A contradiction is a statement which is always false, independently of any relevant circumstances that could theoretically influence its truth value.

This has the form:

$p \land \neg p$

or, equivalently:

$\neg p \land p$

that is:

$p$ is true and, at the same time, $p$ is not true.

An example of a "relevant circumstance" here is the truth value of $p$.

The archetypal contradiction can be symbolised by $\bot$, and referred to as bottom.

### Inconsistent

Let $\LL$ be a logical language.

Let $\mathscr P$ be a proof system for $\LL$.

A collection $\FF$ of logical formulas is inconsistent for $\mathscr P$ if and only if:

For every logical formula $\phi$, $\FF \vdash_{\mathscr P} \phi$.

That is, every logical formula $\phi$ is a provable consequence of $\FF$.

### Unsatisfiable

Let $\mathcal L$ be a logical language.

Let $\mathscr M$ be a formal semantics for $\mathcal L$.

#### Unsatisfiable Formula

A logical formula $\phi$ of $\mathcal L$ is unsatisfiable for $\mathscr M$ iff:
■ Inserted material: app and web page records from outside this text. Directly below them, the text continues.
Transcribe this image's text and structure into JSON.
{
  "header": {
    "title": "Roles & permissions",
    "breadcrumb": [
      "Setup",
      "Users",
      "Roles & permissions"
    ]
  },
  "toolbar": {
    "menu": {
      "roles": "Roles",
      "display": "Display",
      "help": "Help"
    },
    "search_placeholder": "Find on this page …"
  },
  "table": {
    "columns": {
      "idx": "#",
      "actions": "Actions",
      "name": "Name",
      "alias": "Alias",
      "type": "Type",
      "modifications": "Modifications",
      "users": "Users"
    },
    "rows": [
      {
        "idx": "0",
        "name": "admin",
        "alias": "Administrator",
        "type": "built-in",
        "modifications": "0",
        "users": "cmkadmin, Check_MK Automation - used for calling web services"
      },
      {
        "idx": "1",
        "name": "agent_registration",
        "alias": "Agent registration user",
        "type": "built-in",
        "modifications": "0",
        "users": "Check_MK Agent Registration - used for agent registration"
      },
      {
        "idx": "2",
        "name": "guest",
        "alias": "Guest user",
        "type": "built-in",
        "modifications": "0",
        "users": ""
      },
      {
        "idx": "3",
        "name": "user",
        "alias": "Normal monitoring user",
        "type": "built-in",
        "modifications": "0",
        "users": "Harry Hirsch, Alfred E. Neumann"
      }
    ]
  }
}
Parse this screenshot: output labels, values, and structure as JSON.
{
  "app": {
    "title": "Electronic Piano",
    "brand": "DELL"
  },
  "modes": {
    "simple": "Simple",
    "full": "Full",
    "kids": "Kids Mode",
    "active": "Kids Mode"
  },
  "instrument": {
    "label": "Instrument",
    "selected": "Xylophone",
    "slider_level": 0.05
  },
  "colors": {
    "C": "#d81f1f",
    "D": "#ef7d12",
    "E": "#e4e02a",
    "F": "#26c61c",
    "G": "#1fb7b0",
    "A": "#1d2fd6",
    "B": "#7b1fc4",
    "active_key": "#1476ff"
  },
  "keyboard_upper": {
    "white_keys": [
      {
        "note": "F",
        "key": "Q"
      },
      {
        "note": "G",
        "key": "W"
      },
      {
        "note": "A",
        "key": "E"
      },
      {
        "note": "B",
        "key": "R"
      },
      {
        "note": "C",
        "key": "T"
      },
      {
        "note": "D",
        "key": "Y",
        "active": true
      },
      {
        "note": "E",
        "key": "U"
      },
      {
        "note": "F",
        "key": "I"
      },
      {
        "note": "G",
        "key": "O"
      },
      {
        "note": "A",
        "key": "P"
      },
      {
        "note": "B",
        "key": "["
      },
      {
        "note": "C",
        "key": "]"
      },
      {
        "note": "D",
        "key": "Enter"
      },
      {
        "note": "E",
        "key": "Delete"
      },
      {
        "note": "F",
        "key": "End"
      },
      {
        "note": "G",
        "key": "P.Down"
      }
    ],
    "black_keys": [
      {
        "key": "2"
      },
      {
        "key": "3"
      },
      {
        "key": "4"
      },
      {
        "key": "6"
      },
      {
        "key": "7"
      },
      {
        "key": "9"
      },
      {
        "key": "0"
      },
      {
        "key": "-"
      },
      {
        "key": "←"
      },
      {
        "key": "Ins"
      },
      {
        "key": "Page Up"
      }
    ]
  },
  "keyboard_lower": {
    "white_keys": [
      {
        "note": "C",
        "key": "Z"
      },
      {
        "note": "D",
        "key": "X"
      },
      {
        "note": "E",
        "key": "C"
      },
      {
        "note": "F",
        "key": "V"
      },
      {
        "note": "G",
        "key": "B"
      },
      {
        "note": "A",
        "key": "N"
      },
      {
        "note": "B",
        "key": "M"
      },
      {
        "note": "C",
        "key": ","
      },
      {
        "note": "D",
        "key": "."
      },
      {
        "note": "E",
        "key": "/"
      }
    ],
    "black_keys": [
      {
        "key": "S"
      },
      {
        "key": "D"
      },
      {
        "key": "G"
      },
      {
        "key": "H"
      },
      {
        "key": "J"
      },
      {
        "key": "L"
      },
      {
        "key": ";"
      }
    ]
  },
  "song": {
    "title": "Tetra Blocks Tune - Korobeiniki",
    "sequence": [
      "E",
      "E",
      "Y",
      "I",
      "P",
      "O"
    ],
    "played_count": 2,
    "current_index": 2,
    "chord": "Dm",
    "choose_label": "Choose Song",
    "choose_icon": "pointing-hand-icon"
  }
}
$\phi$ is valid in none of the structures of $\mathscr M$

That is, for all structures $\mathcal M$ of $\mathscr M$:

$\mathcal M \not\models_{\mathscr M} \phi$

#### Unsatisfiable Set of Formulas
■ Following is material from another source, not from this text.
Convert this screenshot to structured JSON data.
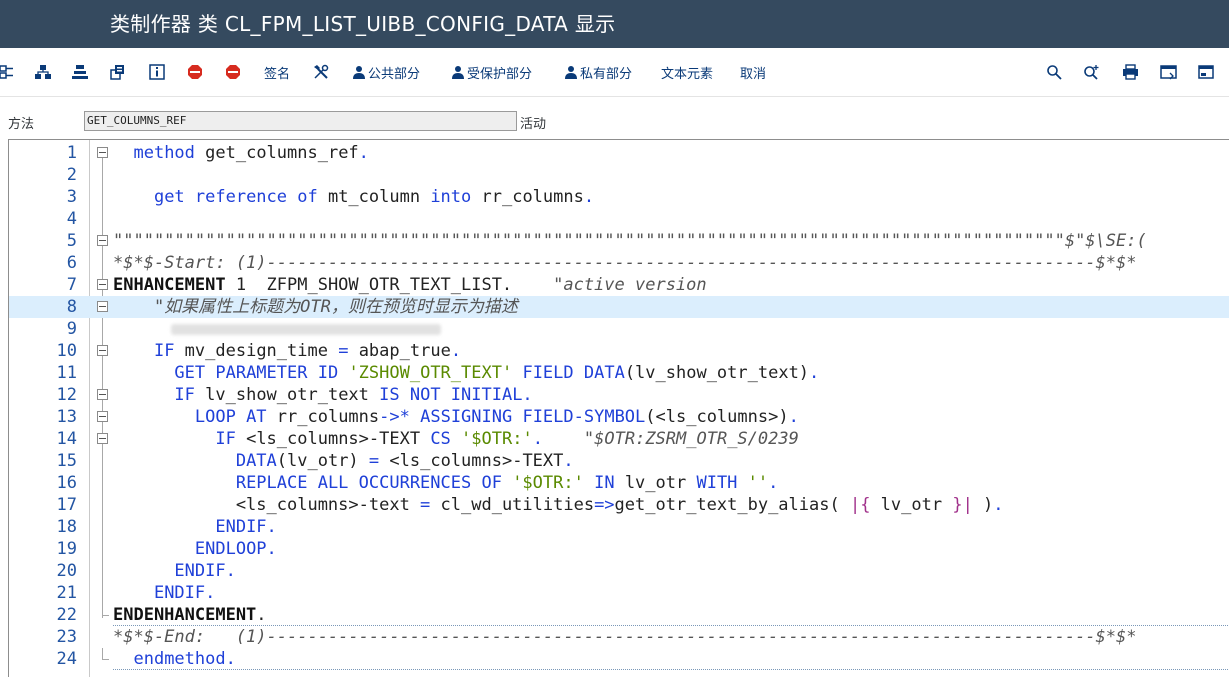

A collection $\mathcal F$ of logical formulas of $\mathcal L$ is unsatisfiable for $\mathscr M$ iff:

There is no $\mathscr M$-model $\mathcal M$ for $\mathcal F$

That is, for all structures $\mathcal M$ of $\mathscr M$:

$\mathcal M \not\models_{\mathscr M} \mathcal F$

### Unsatisfiable for Boolean Interpretations

Let $\mathbf A$ be a WFF of propositional logic.

$\mathbf A$ is called unsatisfiable (for boolean interpretations) if and only if:

$v \left({\mathbf A}\right) = F$

for every boolean interpretation $v$ for $\mathbf A$.

In terms of validity, this can be rendered:

$v \not\models_{\mathrm{BI}} \mathbf A$

that is, $\mathbf A$ is invalid in every boolean interpretation of $\mathbf A$.

## Also known as

This is also known as a logical falsehood or logical falsity.

The term contravalid proposition can also be seen.

Some sources use the term absurdity or absurdism, as the idea of a statement being both false and true at once is absurd.

Some sources use the terms inconsistency or unsatisfiable formula.

On $\mathsf{Pr} \infty \mathsf{fWiki}$, these terms are reserved for the analogous concepts for proof systems and formal semantics respectively.